TASK OBJECTIVE – Copy nothing but the text: repeat each entry exactly and drop the images.

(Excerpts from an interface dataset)
════

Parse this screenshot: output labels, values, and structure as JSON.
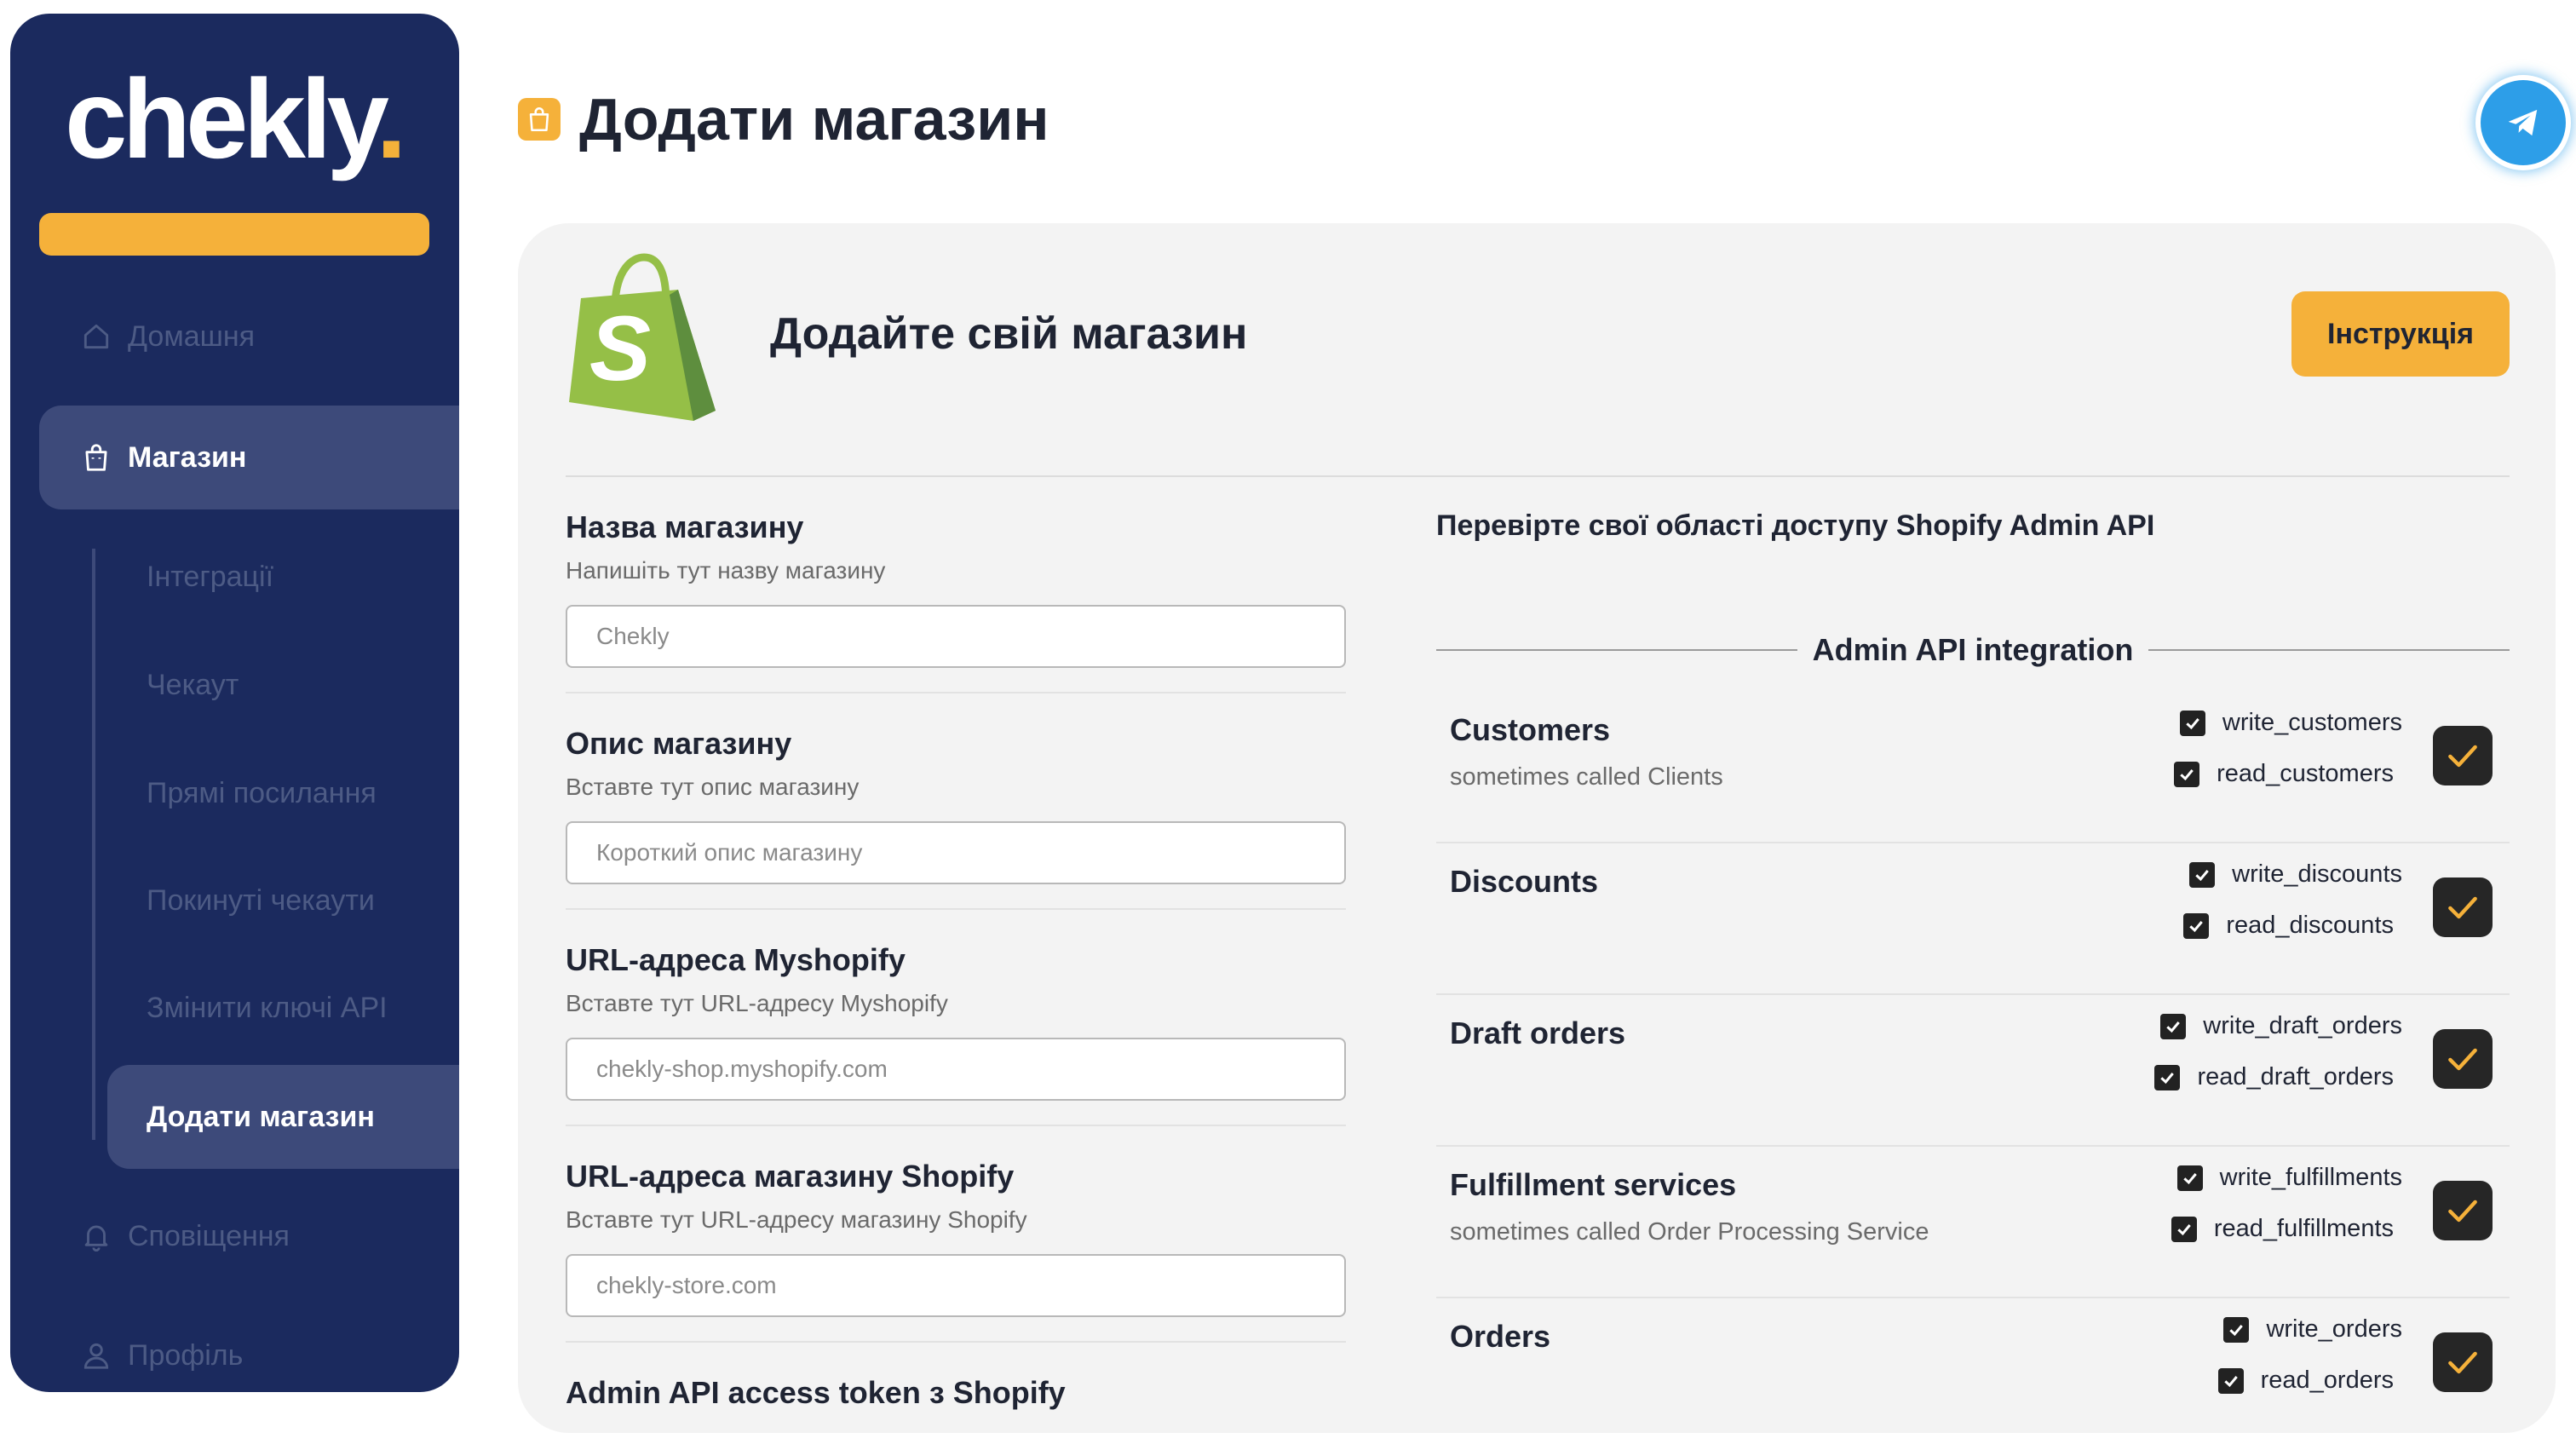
{
  "brand": {
    "logo_text": "chekly",
    "logo_dot": ".",
    "accent": "#f5b13a",
    "sidebar_bg": "#1b2a5e"
  },
  "sidebar": {
    "items": [
      {
        "label": "Домашня",
        "icon": "home-icon"
      },
      {
        "label": "Магазин",
        "icon": "shop-bag-icon",
        "active": true
      },
      {
        "label": "Сповіщення",
        "icon": "bell-icon"
      },
      {
        "label": "Профіль",
        "icon": "user-icon"
      }
    ],
    "sub_items": [
      {
        "label": "Інтеграції"
      },
      {
        "label": "Чекаут"
      },
      {
        "label": "Прямі посилання"
      },
      {
        "label": "Покинуті чекаути"
      },
      {
        "label": "Змінити ключі API"
      },
      {
        "label": "Додати магазин",
        "active": true
      }
    ]
  },
  "header": {
    "title": "Додати магазин",
    "icon": "shop-bag-icon",
    "telegram_icon": "telegram-icon"
  },
  "card": {
    "title": "Додайте свій магазин",
    "logo": "shopify-bag-logo",
    "instruction_button": "Інструкція"
  },
  "form": {
    "fields": [
      {
        "label": "Назва магазину",
        "help": "Напишіть тут назву магазину",
        "placeholder": "Chekly"
      },
      {
        "label": "Опис магазину",
        "help": "Вставте тут опис магазину",
        "placeholder": "Короткий опис магазину"
      },
      {
        "label": "URL-адреса Myshopify",
        "help": "Вставте тут URL-адресу Myshopify",
        "placeholder": "chekly-shop.myshopify.com"
      },
      {
        "label": "URL-адреса магазину Shopify",
        "help": "Вставте тут URL-адресу магазину Shopify",
        "placeholder": "chekly-store.com"
      },
      {
        "label": "Admin API access token з Shopify"
      }
    ]
  },
  "scopes": {
    "heading": "Перевірте свої області доступу Shopify Admin API",
    "integration_title": "Admin API integration",
    "rows": [
      {
        "name": "Customers",
        "desc": "sometimes called Clients",
        "write": "write_customers",
        "read": "read_customers"
      },
      {
        "name": "Discounts",
        "desc": "",
        "write": "write_discounts",
        "read": "read_discounts"
      },
      {
        "name": "Draft orders",
        "desc": "",
        "write": "write_draft_orders",
        "read": "read_draft_orders"
      },
      {
        "name": "Fulfillment services",
        "desc": "sometimes called Order Processing Service",
        "write": "write_fulfillments",
        "read": "read_fulfillments"
      },
      {
        "name": "Orders",
        "desc": "",
        "write": "write_orders",
        "read": "read_orders"
      }
    ]
  }
}
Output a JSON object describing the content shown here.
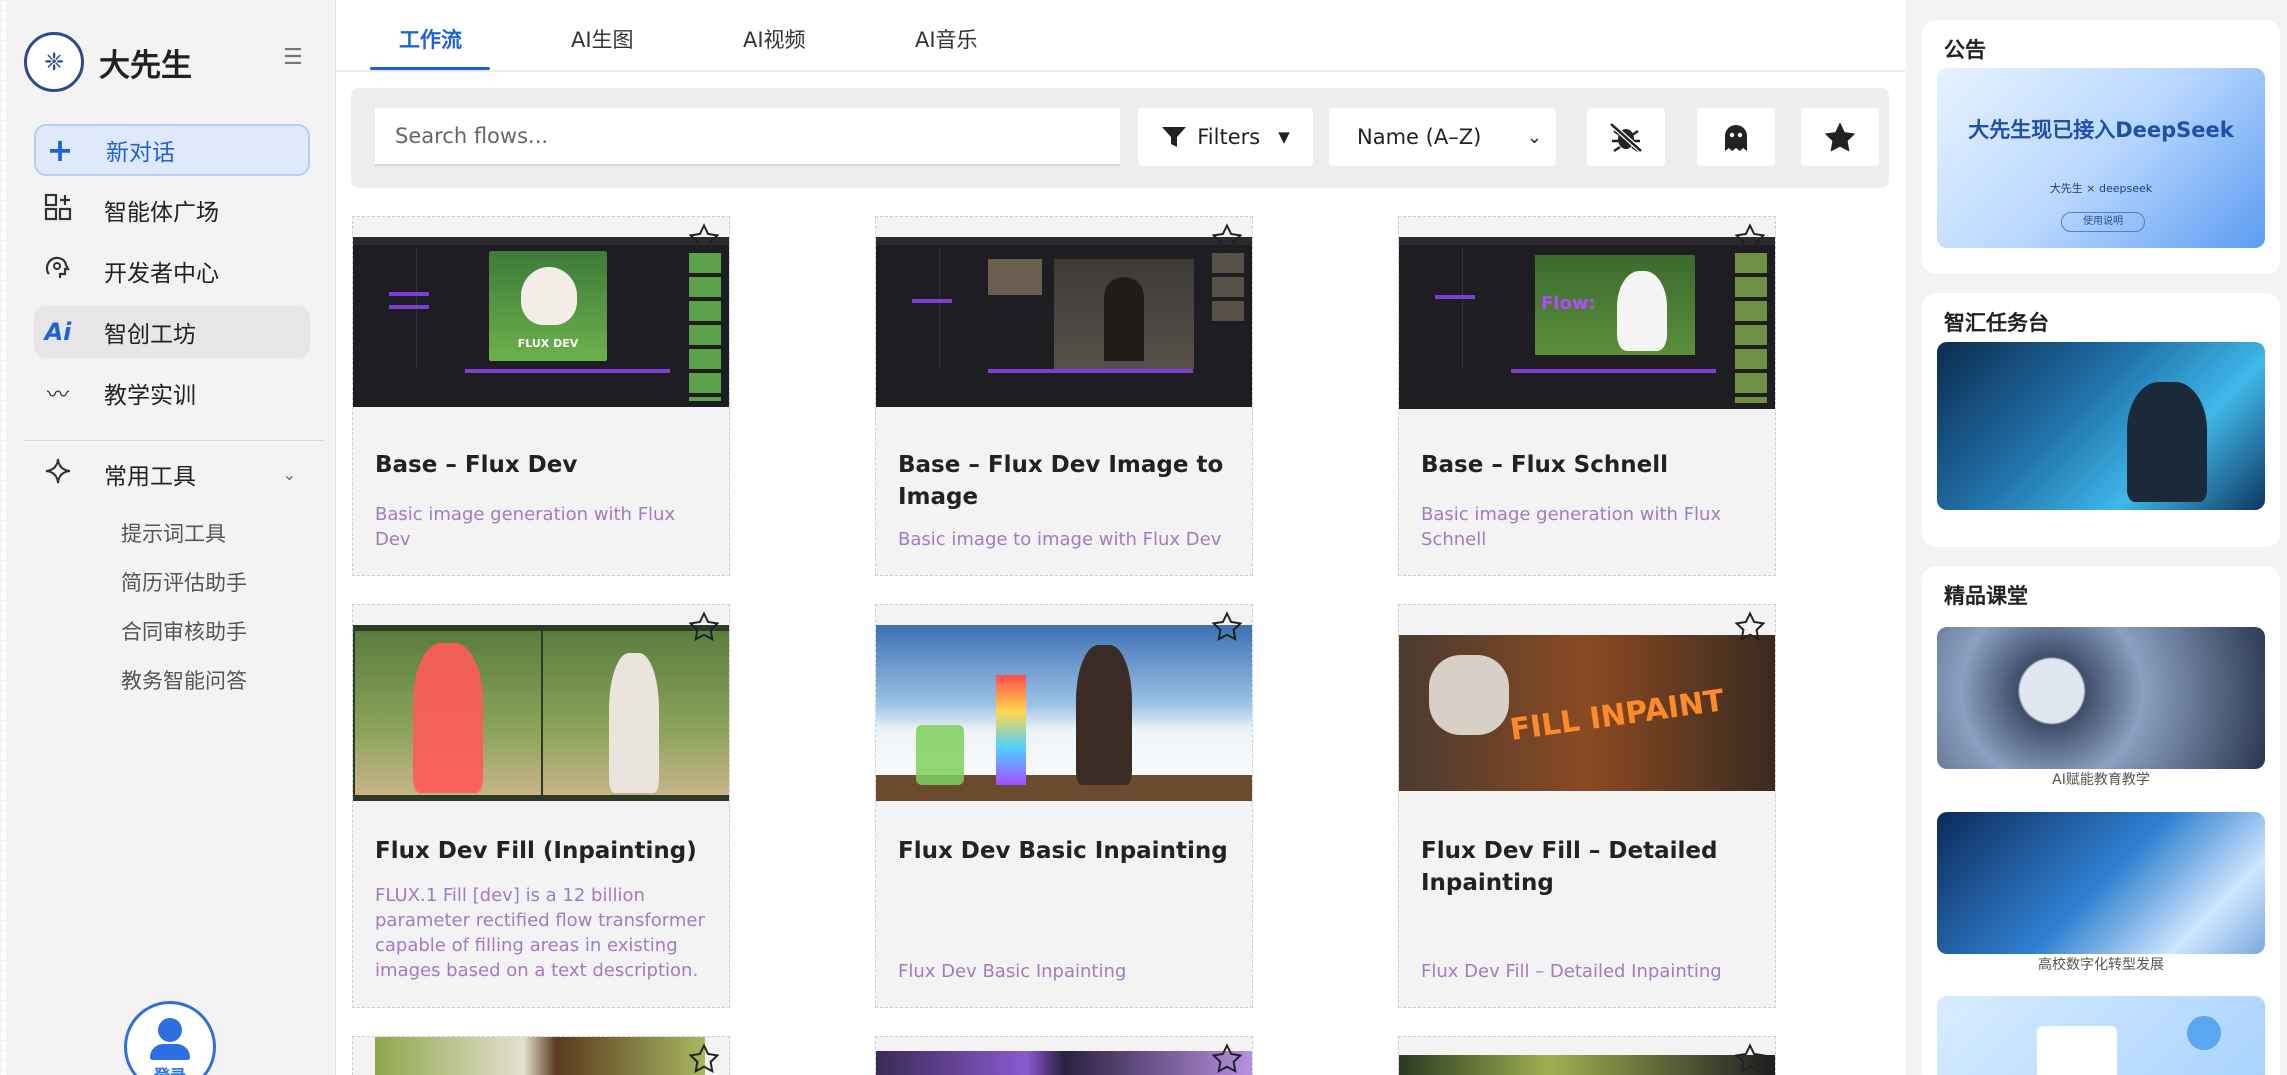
{
  "app": {
    "name": "大先生"
  },
  "sidebar": {
    "items": [
      {
        "label": "新对话",
        "icon": "plus-icon"
      },
      {
        "label": "智能体广场",
        "icon": "apps-grid-icon"
      },
      {
        "label": "开发者中心",
        "icon": "brain-gear-icon"
      },
      {
        "label": "智创工坊",
        "icon": "ai-icon"
      },
      {
        "label": "教学实训",
        "icon": "wave-icon"
      }
    ],
    "tools": {
      "label": "常用工具",
      "icon": "sparkle-icon",
      "sub": [
        "提示词工具",
        "简历评估助手",
        "合同审核助手",
        "教务智能问答"
      ]
    },
    "login_label": "登录"
  },
  "tabs": [
    "工作流",
    "AI生图",
    "AI视频",
    "AI音乐"
  ],
  "toolbar": {
    "search_placeholder": "Search flows...",
    "filters_label": "Filters",
    "sort_label": "Name (A–Z)"
  },
  "cards": [
    {
      "title": "Base – Flux Dev",
      "desc": "Basic image generation with Flux Dev"
    },
    {
      "title": "Base – Flux Dev Image to Image",
      "desc": "Basic image to image with Flux Dev"
    },
    {
      "title": "Base – Flux Schnell",
      "desc": "Basic image generation with Flux Schnell"
    },
    {
      "title": "Flux Dev Fill (Inpainting)",
      "desc": "FLUX.1 Fill [dev] is a 12 billion parameter rectified flow transformer capable of filling areas in existing images based on a text description."
    },
    {
      "title": "Flux Dev Basic Inpainting",
      "desc": "Flux Dev Basic Inpainting"
    },
    {
      "title": "Flux Dev Fill – Detailed Inpainting",
      "desc": "Flux Dev Fill – Detailed Inpainting"
    }
  ],
  "thumbs": {
    "flux_dev": "FLUX DEV",
    "flux_schnell": "Flow:",
    "inpaint": "FILL INPAINT"
  },
  "right": {
    "notice": {
      "title": "公告",
      "banner": "大先生现已接入DeepSeek",
      "banner_sub": "大先生 × deepseek",
      "banner_btn": "使用说明"
    },
    "task": {
      "title": "智汇任务台"
    },
    "courses": {
      "title": "精品课堂",
      "items": [
        "AI赋能教育教学",
        "高校数字化转型发展"
      ]
    }
  }
}
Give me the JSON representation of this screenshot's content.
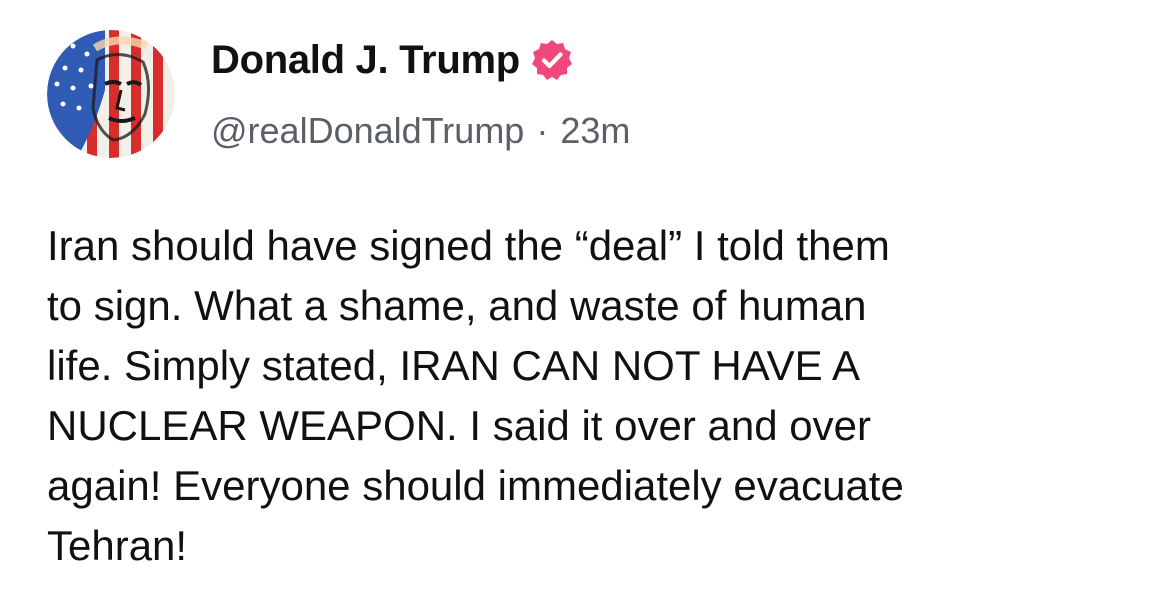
{
  "author": {
    "display_name": "Donald J. Trump",
    "handle": "@realDonaldTrump",
    "separator": "·",
    "timestamp": "23m",
    "verified_icon": "verified-badge-icon",
    "verified_color": "#f0487a",
    "avatar_icon": "portrait-avatar"
  },
  "post": {
    "lines": [
      "Iran should have signed the “deal” I told them",
      "to sign. What a shame, and waste of human",
      "life. Simply stated, IRAN CAN NOT HAVE A",
      "NUCLEAR WEAPON. I said it over and over",
      "again! Everyone should immediately evacuate",
      "Tehran!"
    ]
  }
}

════

ANSWER SECTION –
Parse this screenshot: output labels, values, and structure as JSON.
{
  "brand": {
    "logo_text": "chekly",
    "logo_dot": ".",
    "accent": "#f5b13a",
    "sidebar_bg": "#1b2a5e"
  },
  "sidebar": {
    "items": [
      {
        "label": "Домашня",
        "icon": "home-icon"
      },
      {
        "label": "Магазин",
        "icon": "shop-bag-icon",
        "active": true
      },
      {
        "label": "Сповіщення",
        "icon": "bell-icon"
      },
      {
        "label": "Профіль",
        "icon": "user-icon"
      }
    ],
    "sub_items": [
      {
        "label": "Інтеграції"
      },
      {
        "label": "Чекаут"
      },
      {
        "label": "Прямі посилання"
      },
      {
        "label": "Покинуті чекаути"
      },
      {
        "label": "Змінити ключі API"
      },
      {
        "label": "Додати магазин",
        "active": true
      }
    ]
  },
  "header": {
    "title": "Додати магазин",
    "icon": "shop-bag-icon",
    "telegram_icon": "telegram-icon"
  },
  "card": {
    "title": "Додайте свій магазин",
    "logo": "shopify-bag-logo",
    "instruction_button": "Інструкція"
  },
  "form": {
    "fields": [
      {
        "label": "Назва магазину",
        "help": "Напишіть тут назву магазину",
        "placeholder": "Chekly"
      },
      {
        "label": "Опис магазину",
        "help": "Вставте тут опис магазину",
        "placeholder": "Короткий опис магазину"
      },
      {
        "label": "URL-адреса Myshopify",
        "help": "Вставте тут URL-адресу Myshopify",
        "placeholder": "chekly-shop.myshopify.com"
      },
      {
        "label": "URL-адреса магазину Shopify",
        "help": "Вставте тут URL-адресу магазину Shopify",
        "placeholder": "chekly-store.com"
      },
      {
        "label": "Admin API access token з Shopify"
      }
    ]
  },
  "scopes": {
    "heading": "Перевірте свої області доступу Shopify Admin API",
    "integration_title": "Admin API integration",
    "rows": [
      {
        "name": "Customers",
        "desc": "sometimes called Clients",
        "write": "write_customers",
        "read": "read_customers"
      },
      {
        "name": "Discounts",
        "desc": "",
        "write": "write_discounts",
        "read": "read_discounts"
      },
      {
        "name": "Draft orders",
        "desc": "",
        "write": "write_draft_orders",
        "read": "read_draft_orders"
      },
      {
        "name": "Fulfillment services",
        "desc": "sometimes called Order Processing Service",
        "write": "write_fulfillments",
        "read": "read_fulfillments"
      },
      {
        "name": "Orders",
        "desc": "",
        "write": "write_orders",
        "read": "read_orders"
      }
    ]
  }
}
Output a JSON object describing the content shown here.
{
  "app": {
    "name": "大先生"
  },
  "sidebar": {
    "items": [
      {
        "label": "新对话",
        "icon": "plus-icon"
      },
      {
        "label": "智能体广场",
        "icon": "apps-grid-icon"
      },
      {
        "label": "开发者中心",
        "icon": "brain-gear-icon"
      },
      {
        "label": "智创工坊",
        "icon": "ai-icon"
      },
      {
        "label": "教学实训",
        "icon": "wave-icon"
      }
    ],
    "tools": {
      "label": "常用工具",
      "icon": "sparkle-icon",
      "sub": [
        "提示词工具",
        "简历评估助手",
        "合同审核助手",
        "教务智能问答"
      ]
    },
    "login_label": "登录"
  },
  "tabs": [
    "工作流",
    "AI生图",
    "AI视频",
    "AI音乐"
  ],
  "toolbar": {
    "search_placeholder": "Search flows...",
    "filters_label": "Filters",
    "sort_label": "Name (A–Z)"
  },
  "cards": [
    {
      "title": "Base – Flux Dev",
      "desc": "Basic image generation with Flux Dev"
    },
    {
      "title": "Base – Flux Dev Image to Image",
      "desc": "Basic image to image with Flux Dev"
    },
    {
      "title": "Base – Flux Schnell",
      "desc": "Basic image generation with Flux Schnell"
    },
    {
      "title": "Flux Dev Fill (Inpainting)",
      "desc": "FLUX.1 Fill [dev] is a 12 billion parameter rectified flow transformer capable of filling areas in existing images based on a text description."
    },
    {
      "title": "Flux Dev Basic Inpainting",
      "desc": "Flux Dev Basic Inpainting"
    },
    {
      "title": "Flux Dev Fill – Detailed Inpainting",
      "desc": "Flux Dev Fill – Detailed Inpainting"
    }
  ],
  "thumbs": {
    "flux_dev": "FLUX DEV",
    "flux_schnell": "Flow:",
    "inpaint": "FILL INPAINT"
  },
  "right": {
    "notice": {
      "title": "公告",
      "banner": "大先生现已接入DeepSeek",
      "banner_sub": "大先生 × deepseek",
      "banner_btn": "使用说明"
    },
    "task": {
      "title": "智汇任务台"
    },
    "courses": {
      "title": "精品课堂",
      "items": [
        "AI赋能教育教学",
        "高校数字化转型发展"
      ]
    }
  }
}
Give me the JSON representation of this screenshot's content.
{
  "author": {
    "display_name": "Donald J. Trump",
    "handle": "@realDonaldTrump",
    "separator": "·",
    "timestamp": "23m",
    "verified_icon": "verified-badge-icon",
    "verified_color": "#f0487a",
    "avatar_icon": "portrait-avatar"
  },
  "post": {
    "lines": [
      "Iran should have signed the “deal” I told them",
      "to sign. What a shame, and waste of human",
      "life. Simply stated, IRAN CAN NOT HAVE A",
      "NUCLEAR WEAPON. I said it over and over",
      "again! Everyone should immediately evacuate",
      "Tehran!"
    ]
  }
}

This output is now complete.